◆ To do ◆
Starting with the line where "Transcribe this image's" appears, print every line through the end of the entries below exactly as it stands, and leave out the pictures.

◆ Input material ◆
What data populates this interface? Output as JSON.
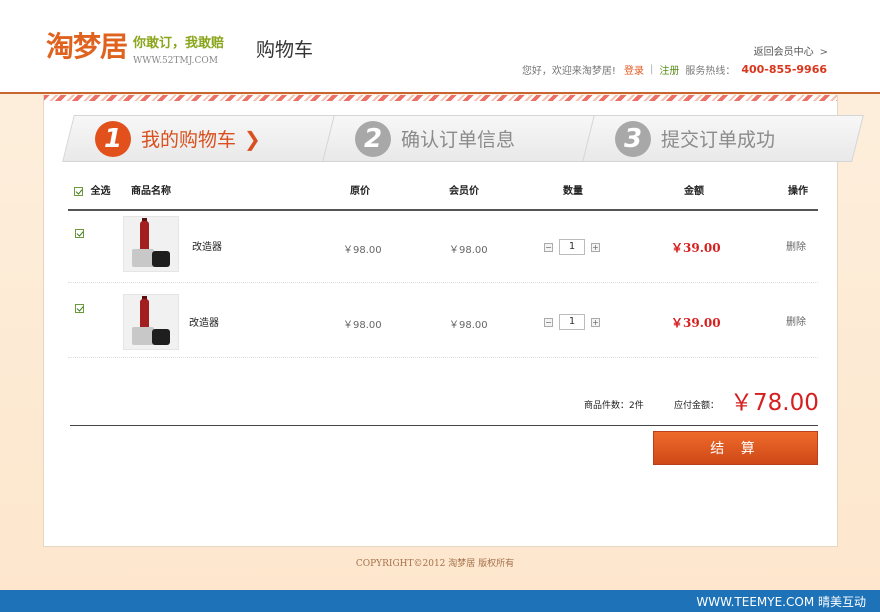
{
  "header": {
    "logo": "淘梦居",
    "slogan": "你敢订，我敢赔",
    "url": "WWW.52TMJ.COM",
    "page_title": "购物车",
    "member_center": "返回会员中心",
    "greeting": "您好，欢迎来淘梦居!",
    "login": "登录",
    "register": "注册",
    "hotline_label": "服务热线：",
    "hotline": "400-855-9966"
  },
  "steps": [
    {
      "num": "1",
      "label": "我的购物车",
      "active": true
    },
    {
      "num": "2",
      "label": "确认订单信息",
      "active": false
    },
    {
      "num": "3",
      "label": "提交订单成功",
      "active": false
    }
  ],
  "table": {
    "headers": {
      "select_all": "全选",
      "name": "商品名称",
      "original_price": "原价",
      "member_price": "会员价",
      "quantity": "数量",
      "amount": "金额",
      "action": "操作"
    },
    "rows": [
      {
        "name": "改造器",
        "original_price": "￥98.00",
        "member_price": "￥98.00",
        "quantity": "1",
        "amount": "￥39.00",
        "action": "删除"
      },
      {
        "name": "改造器",
        "original_price": "￥98.00",
        "member_price": "￥98.00",
        "quantity": "1",
        "amount": "￥39.00",
        "action": "删除"
      }
    ]
  },
  "summary": {
    "count": "商品件数：2件",
    "payable_label": "应付金额：",
    "total": "￥78.00"
  },
  "checkout_label": "结 算",
  "copyright": "COPYRIGHT©2012 淘梦居 版权所有",
  "footer_brand": "WWW.TEEMYE.COM 晴美互动",
  "colors": {
    "brand_orange": "#e0621f",
    "price_red": "#d62020",
    "footer_blue": "#1d72b8"
  }
}
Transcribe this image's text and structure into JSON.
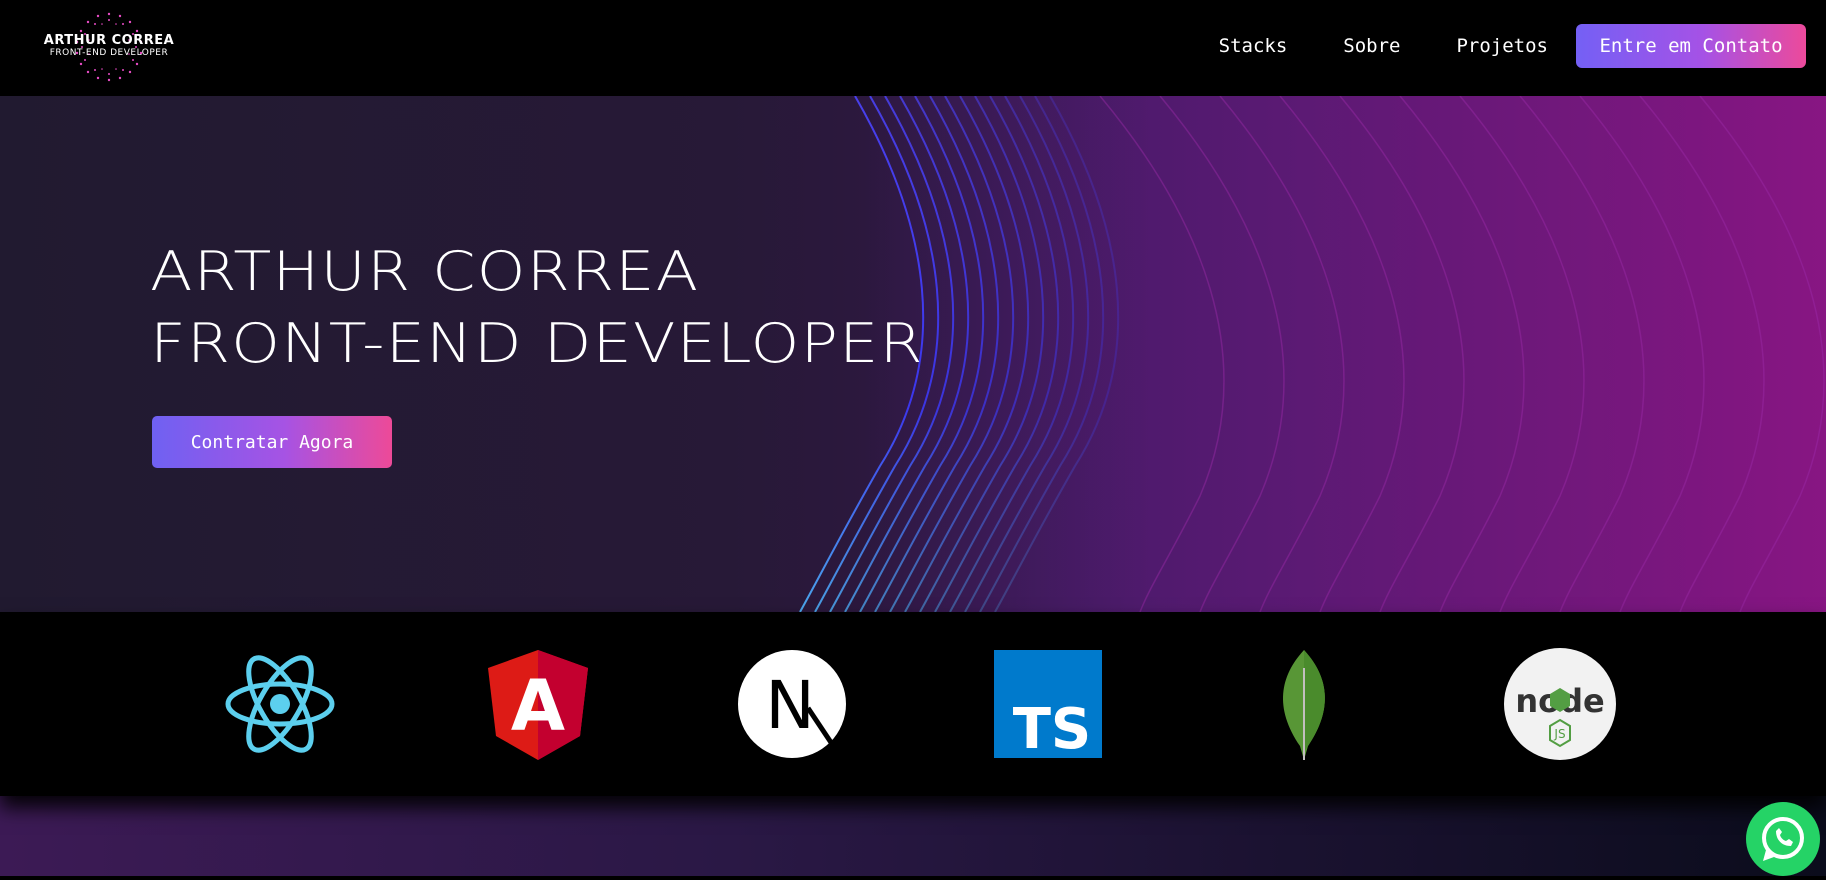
{
  "brand": {
    "name": "ARTHUR CORREA",
    "role": "FRONT-END DEVELOPER"
  },
  "nav": {
    "links": [
      "Stacks",
      "Sobre",
      "Projetos"
    ],
    "cta": "Entre em Contato"
  },
  "hero": {
    "line1": "ARTHUR CORREA",
    "line2": "FRONT-END DEVELOPER",
    "button": "Contratar Agora"
  },
  "stacks": {
    "icons": [
      "react-icon",
      "angular-icon",
      "nextjs-icon",
      "typescript-icon",
      "mongodb-icon",
      "nodejs-icon"
    ],
    "ts_text": "TS",
    "next_text": "N",
    "angular_text": "A",
    "node_text": "node",
    "node_js_text": "JS"
  },
  "whatsapp": {
    "icon": "whatsapp-icon"
  },
  "colors": {
    "accent_start": "#7460f5",
    "accent_mid": "#a552e6",
    "accent_end": "#ec4a9b",
    "react": "#5ccfee",
    "angular": "#dd1b16",
    "typescript": "#007acc",
    "mongodb": "#589636",
    "node": "#539e43",
    "whatsapp": "#25d366"
  }
}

◆ Answer to the exercise ◆
Transcribe this image's text and structure into JSON.
{
  "brand": {
    "name": "ARTHUR CORREA",
    "role": "FRONT-END DEVELOPER"
  },
  "nav": {
    "links": [
      "Stacks",
      "Sobre",
      "Projetos"
    ],
    "cta": "Entre em Contato"
  },
  "hero": {
    "line1": "ARTHUR CORREA",
    "line2": "FRONT-END DEVELOPER",
    "button": "Contratar Agora"
  },
  "stacks": {
    "icons": [
      "react-icon",
      "angular-icon",
      "nextjs-icon",
      "typescript-icon",
      "mongodb-icon",
      "nodejs-icon"
    ],
    "ts_text": "TS",
    "next_text": "N",
    "angular_text": "A",
    "node_text": "node",
    "node_js_text": "JS"
  },
  "whatsapp": {
    "icon": "whatsapp-icon"
  },
  "colors": {
    "accent_start": "#7460f5",
    "accent_mid": "#a552e6",
    "accent_end": "#ec4a9b",
    "react": "#5ccfee",
    "angular": "#dd1b16",
    "typescript": "#007acc",
    "mongodb": "#589636",
    "node": "#539e43",
    "whatsapp": "#25d366"
  }
}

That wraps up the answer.